The first thing to notice is that changes to the structure of the main processing function processFiles are minor but all errors are now handled explicitly. In addition, all possible exceptions are caught as close as possible to the source and turned into errors that are explicit in the function return types. Sceptical? Try replacing one of the readFile calls with an error call or a throw and see it get caught and turned into an error as specified by the type of the function.

We also see that despite having many different error types (which happens when code is split up into many packages and modules), a constructor for an error type higher in the stack can encapsulate error types lower in the stack. For example, this value of type ProcessError:

EDb (DbError3 ResultError1)

contains a DbError which in turn contains a ResultError. Nesting error types like this aids composition, as does the separation of error rendering (turning an error data type into text to be printed) from printing.

We also see that with the use of combinators like fmapLT, and the nested error types of the previous paragraph, means that ExceptT monad transformers do compose.

Using ExceptT with the combinators from the errors package to catch exceptions as close as possible to their source and converting them to errors has numerous benefits including:

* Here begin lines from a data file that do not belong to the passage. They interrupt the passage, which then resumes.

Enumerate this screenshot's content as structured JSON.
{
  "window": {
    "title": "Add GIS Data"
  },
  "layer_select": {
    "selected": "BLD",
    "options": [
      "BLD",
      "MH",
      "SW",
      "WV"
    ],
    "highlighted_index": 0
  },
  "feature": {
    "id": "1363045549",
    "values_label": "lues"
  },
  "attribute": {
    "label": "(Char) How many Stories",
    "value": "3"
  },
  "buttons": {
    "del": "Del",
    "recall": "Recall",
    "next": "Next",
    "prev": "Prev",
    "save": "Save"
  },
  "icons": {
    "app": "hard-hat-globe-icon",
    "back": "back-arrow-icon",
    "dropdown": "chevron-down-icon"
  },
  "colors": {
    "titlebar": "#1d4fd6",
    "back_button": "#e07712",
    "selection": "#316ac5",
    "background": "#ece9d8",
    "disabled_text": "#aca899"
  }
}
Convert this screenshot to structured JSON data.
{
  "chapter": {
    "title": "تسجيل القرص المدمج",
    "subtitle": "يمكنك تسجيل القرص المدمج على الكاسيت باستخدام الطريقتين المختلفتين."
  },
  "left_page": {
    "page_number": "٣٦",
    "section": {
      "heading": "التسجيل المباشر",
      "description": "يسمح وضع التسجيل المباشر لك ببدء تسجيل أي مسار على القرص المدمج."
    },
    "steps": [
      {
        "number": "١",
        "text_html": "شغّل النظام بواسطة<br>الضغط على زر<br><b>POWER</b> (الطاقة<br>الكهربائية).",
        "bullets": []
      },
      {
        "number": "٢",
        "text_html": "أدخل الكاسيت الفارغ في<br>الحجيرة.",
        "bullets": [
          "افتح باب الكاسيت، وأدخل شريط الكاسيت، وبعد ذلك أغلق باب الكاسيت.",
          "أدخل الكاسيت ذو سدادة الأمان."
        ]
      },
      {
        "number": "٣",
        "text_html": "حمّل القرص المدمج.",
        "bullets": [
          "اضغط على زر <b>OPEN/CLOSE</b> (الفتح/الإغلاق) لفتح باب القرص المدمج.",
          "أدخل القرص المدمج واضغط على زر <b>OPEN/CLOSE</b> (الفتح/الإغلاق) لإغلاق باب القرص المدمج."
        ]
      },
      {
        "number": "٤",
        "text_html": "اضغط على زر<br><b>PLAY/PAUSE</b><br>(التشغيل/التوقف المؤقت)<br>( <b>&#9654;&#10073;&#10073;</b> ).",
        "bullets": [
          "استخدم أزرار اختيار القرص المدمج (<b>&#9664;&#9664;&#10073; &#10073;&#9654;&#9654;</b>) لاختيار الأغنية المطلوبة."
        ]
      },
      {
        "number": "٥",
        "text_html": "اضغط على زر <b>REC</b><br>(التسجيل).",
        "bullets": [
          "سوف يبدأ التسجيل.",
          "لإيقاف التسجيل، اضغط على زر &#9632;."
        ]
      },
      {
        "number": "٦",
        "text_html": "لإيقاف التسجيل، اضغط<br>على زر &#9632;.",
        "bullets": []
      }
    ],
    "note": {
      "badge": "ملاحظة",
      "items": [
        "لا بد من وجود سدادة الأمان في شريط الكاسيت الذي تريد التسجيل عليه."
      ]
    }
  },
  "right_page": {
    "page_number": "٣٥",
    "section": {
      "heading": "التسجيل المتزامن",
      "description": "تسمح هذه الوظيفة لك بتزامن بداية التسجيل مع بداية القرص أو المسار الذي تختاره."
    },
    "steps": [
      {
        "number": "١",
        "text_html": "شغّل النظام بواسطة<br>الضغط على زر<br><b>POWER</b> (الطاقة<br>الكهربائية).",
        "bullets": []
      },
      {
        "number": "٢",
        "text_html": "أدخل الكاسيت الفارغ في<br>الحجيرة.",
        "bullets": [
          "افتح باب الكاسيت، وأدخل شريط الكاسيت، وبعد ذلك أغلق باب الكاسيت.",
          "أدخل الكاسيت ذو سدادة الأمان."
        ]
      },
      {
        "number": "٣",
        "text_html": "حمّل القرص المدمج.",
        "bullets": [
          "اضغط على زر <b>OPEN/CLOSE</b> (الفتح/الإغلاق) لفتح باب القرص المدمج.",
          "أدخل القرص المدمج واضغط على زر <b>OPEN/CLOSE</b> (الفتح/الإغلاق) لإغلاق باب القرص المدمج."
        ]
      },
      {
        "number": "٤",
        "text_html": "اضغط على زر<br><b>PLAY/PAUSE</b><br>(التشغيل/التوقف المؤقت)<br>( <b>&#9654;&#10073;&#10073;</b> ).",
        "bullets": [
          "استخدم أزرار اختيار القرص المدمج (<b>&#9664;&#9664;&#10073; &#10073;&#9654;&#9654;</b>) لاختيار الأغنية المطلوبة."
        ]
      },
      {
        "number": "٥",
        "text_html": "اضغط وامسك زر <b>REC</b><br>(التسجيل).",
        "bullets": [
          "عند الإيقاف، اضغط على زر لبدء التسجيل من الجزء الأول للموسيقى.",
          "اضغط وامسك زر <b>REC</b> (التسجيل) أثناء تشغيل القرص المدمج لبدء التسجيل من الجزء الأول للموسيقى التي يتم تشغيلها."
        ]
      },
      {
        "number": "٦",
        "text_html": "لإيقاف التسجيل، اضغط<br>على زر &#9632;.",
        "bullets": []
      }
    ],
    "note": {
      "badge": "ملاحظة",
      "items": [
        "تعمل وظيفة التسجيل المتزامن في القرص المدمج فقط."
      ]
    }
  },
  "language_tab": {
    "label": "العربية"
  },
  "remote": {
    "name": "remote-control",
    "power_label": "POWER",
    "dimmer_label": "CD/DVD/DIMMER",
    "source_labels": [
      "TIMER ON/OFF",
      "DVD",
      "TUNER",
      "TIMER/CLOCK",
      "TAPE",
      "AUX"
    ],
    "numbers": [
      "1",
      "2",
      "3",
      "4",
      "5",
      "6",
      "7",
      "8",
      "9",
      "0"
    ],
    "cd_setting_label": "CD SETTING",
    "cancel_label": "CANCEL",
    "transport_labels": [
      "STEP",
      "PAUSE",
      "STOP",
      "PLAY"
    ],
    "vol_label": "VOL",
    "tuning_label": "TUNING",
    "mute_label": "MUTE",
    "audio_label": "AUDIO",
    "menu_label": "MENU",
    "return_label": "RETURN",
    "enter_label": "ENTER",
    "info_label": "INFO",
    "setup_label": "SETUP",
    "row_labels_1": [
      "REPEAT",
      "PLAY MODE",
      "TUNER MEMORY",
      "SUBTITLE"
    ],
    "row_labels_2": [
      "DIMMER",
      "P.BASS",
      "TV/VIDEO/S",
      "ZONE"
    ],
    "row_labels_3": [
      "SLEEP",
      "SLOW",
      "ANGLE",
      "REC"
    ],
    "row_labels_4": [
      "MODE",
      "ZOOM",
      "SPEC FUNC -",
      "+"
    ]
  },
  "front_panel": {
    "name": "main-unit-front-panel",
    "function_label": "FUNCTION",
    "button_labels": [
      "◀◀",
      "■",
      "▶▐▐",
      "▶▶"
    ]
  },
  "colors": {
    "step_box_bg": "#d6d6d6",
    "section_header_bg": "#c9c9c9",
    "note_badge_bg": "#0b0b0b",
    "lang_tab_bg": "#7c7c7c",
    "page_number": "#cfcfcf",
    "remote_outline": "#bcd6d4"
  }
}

  • Errors are explicit in the types of the functions, making the code easier to reason about.
  • Its easier to provide better error messages and more context than what is normally provided by the Show instance of most exceptions.
  • The programmer spends less time chasing the source of exceptions in large complex code bases.
  • More robust code, because the programmer is forced to think about and write code to handle errors instead of error handling being and optional afterthought.

Want to discuss this? Try reddit.